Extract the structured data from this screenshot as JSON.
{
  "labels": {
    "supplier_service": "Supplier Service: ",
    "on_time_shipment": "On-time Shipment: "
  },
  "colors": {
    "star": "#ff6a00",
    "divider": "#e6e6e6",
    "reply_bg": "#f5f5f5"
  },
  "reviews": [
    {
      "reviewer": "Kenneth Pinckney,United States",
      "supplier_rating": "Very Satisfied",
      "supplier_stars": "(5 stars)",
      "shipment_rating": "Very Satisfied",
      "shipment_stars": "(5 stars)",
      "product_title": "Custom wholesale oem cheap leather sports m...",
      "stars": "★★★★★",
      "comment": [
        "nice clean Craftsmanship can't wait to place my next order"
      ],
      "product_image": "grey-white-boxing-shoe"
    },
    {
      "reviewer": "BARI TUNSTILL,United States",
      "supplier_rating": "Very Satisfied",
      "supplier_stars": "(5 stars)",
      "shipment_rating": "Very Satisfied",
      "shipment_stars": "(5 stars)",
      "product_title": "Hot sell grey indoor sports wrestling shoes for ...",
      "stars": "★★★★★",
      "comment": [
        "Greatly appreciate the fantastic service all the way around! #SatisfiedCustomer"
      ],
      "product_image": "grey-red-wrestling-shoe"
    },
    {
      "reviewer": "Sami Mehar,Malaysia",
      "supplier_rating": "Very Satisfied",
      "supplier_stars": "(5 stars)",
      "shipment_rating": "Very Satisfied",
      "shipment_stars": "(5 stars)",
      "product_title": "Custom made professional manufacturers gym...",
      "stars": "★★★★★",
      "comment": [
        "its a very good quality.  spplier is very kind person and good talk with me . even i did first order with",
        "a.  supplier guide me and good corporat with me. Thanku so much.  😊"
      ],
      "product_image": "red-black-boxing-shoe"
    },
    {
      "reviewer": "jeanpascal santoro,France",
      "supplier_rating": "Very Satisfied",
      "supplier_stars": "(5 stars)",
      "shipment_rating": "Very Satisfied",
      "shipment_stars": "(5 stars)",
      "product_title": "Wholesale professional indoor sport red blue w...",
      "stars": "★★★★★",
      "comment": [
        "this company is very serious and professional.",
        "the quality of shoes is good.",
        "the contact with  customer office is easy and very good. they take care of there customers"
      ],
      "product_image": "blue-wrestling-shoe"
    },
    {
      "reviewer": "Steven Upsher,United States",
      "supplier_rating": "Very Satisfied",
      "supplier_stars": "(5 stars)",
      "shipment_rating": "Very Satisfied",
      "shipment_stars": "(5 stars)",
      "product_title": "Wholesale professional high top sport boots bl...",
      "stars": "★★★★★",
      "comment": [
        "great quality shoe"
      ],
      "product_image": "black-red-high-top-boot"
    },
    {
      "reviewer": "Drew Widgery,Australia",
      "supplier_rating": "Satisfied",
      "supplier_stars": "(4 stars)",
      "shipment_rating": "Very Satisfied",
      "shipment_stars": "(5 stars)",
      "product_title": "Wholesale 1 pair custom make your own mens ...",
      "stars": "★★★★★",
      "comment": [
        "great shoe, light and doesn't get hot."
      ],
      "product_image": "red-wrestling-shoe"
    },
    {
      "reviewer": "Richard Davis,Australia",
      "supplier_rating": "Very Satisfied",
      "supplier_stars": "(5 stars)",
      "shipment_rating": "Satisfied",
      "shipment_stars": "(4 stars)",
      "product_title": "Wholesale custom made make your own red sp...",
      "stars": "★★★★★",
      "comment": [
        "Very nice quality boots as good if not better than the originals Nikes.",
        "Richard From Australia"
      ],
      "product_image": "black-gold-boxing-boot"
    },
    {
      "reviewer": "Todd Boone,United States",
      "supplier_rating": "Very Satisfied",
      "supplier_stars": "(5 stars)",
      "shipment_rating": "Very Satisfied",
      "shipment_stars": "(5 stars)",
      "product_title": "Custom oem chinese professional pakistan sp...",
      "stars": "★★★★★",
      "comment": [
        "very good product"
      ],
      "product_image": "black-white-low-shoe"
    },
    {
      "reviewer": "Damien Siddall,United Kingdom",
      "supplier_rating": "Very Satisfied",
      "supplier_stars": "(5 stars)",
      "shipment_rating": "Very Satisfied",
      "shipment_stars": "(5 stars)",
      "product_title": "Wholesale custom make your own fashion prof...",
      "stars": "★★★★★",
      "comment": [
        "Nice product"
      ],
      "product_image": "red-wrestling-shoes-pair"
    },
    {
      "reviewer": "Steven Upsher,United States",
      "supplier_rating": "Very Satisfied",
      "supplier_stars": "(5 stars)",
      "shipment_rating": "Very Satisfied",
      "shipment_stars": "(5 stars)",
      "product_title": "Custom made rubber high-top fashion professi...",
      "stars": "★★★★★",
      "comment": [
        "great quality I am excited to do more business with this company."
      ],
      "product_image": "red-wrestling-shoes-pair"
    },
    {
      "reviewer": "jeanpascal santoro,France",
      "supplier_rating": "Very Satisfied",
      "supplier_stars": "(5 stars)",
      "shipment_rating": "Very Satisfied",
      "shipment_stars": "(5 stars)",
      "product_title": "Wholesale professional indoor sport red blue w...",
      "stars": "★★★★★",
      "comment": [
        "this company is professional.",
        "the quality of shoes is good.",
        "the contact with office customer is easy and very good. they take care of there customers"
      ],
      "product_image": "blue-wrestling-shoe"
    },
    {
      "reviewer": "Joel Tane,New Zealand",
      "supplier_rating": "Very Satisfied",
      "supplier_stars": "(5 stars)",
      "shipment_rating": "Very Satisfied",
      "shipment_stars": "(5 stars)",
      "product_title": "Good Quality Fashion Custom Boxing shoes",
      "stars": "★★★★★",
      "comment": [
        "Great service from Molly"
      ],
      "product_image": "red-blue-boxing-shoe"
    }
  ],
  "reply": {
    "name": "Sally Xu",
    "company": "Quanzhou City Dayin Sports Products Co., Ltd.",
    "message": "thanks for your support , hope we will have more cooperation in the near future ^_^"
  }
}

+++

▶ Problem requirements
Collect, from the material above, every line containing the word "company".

▶ Answer below
        "this company is very serious and professional.",
        "great quality I am excited to do more business with this company."
        "this company is professional.",
    "company": "Quanzhou City Dayin Sports Products Co., Ltd.",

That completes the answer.